“Our people are our greatest asset.”
Ask most executives, “What is your company’s most important asset?” and they’ll tell you, “Our people.” But when it comes to talent acquisition, there are lots of good intentions and far too few good actions. Your company is only as strong as its weakest link. It’s time to put your money – and your time – where your mouth is, starting today.
A bad hire is costly. So is an average one. In our previous blog post titled The True Costs of a Wrong Hire: A Breakdown, we discussed the true implications that a bad hiring decision can have on your organization:
- A poor hiring decision for an employee earning $100,000 a year could cost, on average, $250,000 straight out from your bottom line. (source: Dice.com)
- The Harvard Business Review has notes that up to 80% of corporate turnover is due to bad hiring decisions.
- 39% of employers confirmed that poor hires cost them productivity. (source: Yahoo Finance)
- One out of four said bad hires resulted in direct hits on client solutions.(source: CareerBuilder)
- One out of ten said hiring mistakes negatively impacted overall sales revenue to their company, even when the failed hire was in another division. (source: CareerBuilder)
And perhaps most telling of all, 95% of companies reported that bad hires dampened team morale, which has endless indirect costs!
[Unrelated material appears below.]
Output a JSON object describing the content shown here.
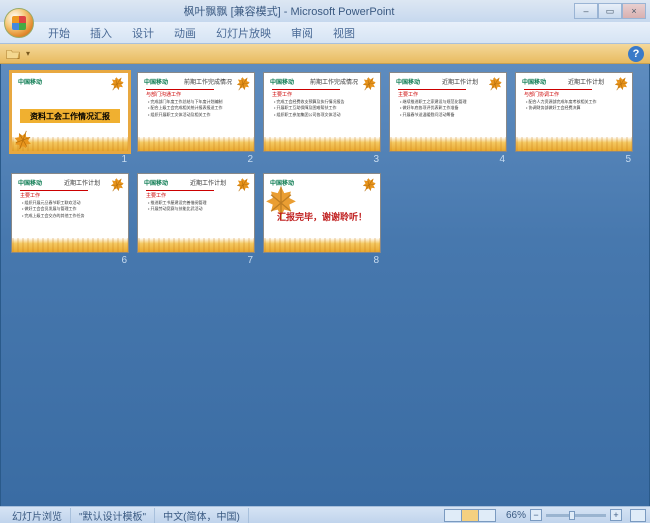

There are numerous reasons why “mis-hires” happen. Some of the top factors are:
- Failure to plan ahead. Outdated hiring plans. Lack of foresight on staffing needs as your company evolves. Turnover on the part of top talent.
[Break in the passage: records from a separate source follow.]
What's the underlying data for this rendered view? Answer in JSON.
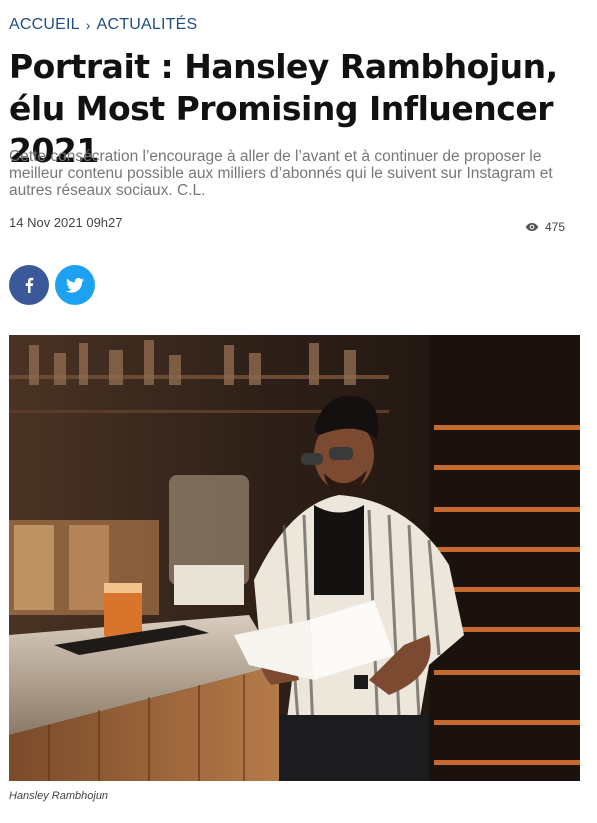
{
  "breadcrumb": {
    "home": "ACCUEIL",
    "section": "ACTUALITÉS"
  },
  "article": {
    "title": "Portrait : Hansley Rambhojun, élu Most Promising Influencer 2021",
    "lead": "Cette consécration l’encourage à aller de l’avant et à continuer de proposer le meilleur contenu possible aux milliers d’abonnés qui le suivent sur Instagram et autres réseaux sociaux. C.L.",
    "date": "14 Nov 2021 09h27",
    "views": "475",
    "photo_caption": "Hansley Rambhojun"
  },
  "share": {
    "facebook_icon": "facebook-icon",
    "twitter_icon": "twitter-icon"
  },
  "colors": {
    "breadcrumb": "#1f4d87",
    "facebook": "#3b5998",
    "twitter": "#1da1f2"
  }
}
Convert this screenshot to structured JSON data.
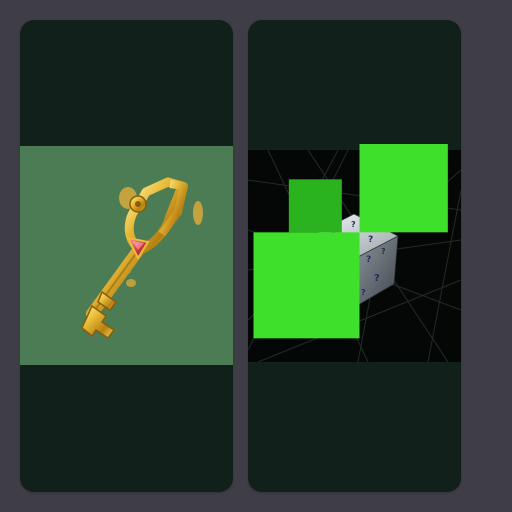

- Weak recruiting. Resting on your laurels and falling short of an “always be recruiting” strategy.
- Seat-of-the-pants interviewing. Inconsistent processes and questions. Failure to involve the right high-performing employees or take a 360- degree approach.
- Insufficient assessments. Not holding thorough debriefings to achieve team consensus prior to a final hiring decision.
- Poor reference checking. Cutting corners. Skipping key steps like background or reference checks in the interest of time or an inaccurate reliance on “your gut.”
- Kidding yourself and just getting the answers you want to hear. Ask the tough questions and know the candidate’s weaknesses ahead of time to be able to hire with your eyes wide open.
And the #1 Reason for Bad Hires: Key Managers Act as Observers!
The world of recruiting has changed. You are in a global competition for top talent. Attracting and winning the people you really want to hire isn’t just about recruiting. It requires a combination of sales, marketing, and recruiting skills.
As an executive, you can’t leave hiring to someone else. Great recruiting requires a collaborative process—between managers, HR departments, and often outside professional recruiters. The number-one contributor to bad hires is lack of sufficient involvement by key managers.
You can get involved by learning how to sell your company and the opportunity. Practice painting a picture of what’s to come for potential new hires. Don’t over-interview by just asking questions and realize you need to sell the dream, as the interview process is a two-way street. Ask for help on this if you don’t know how. Try to land every candidate you interview so the decision is in your hands!
Who you decide to partner with and the recruiting strategies that you follow will directly impact hiring outcomes. In the following posts, walk with us through best practices, strategies and steps to navigate the 2015 labor marketplace and win the talent war.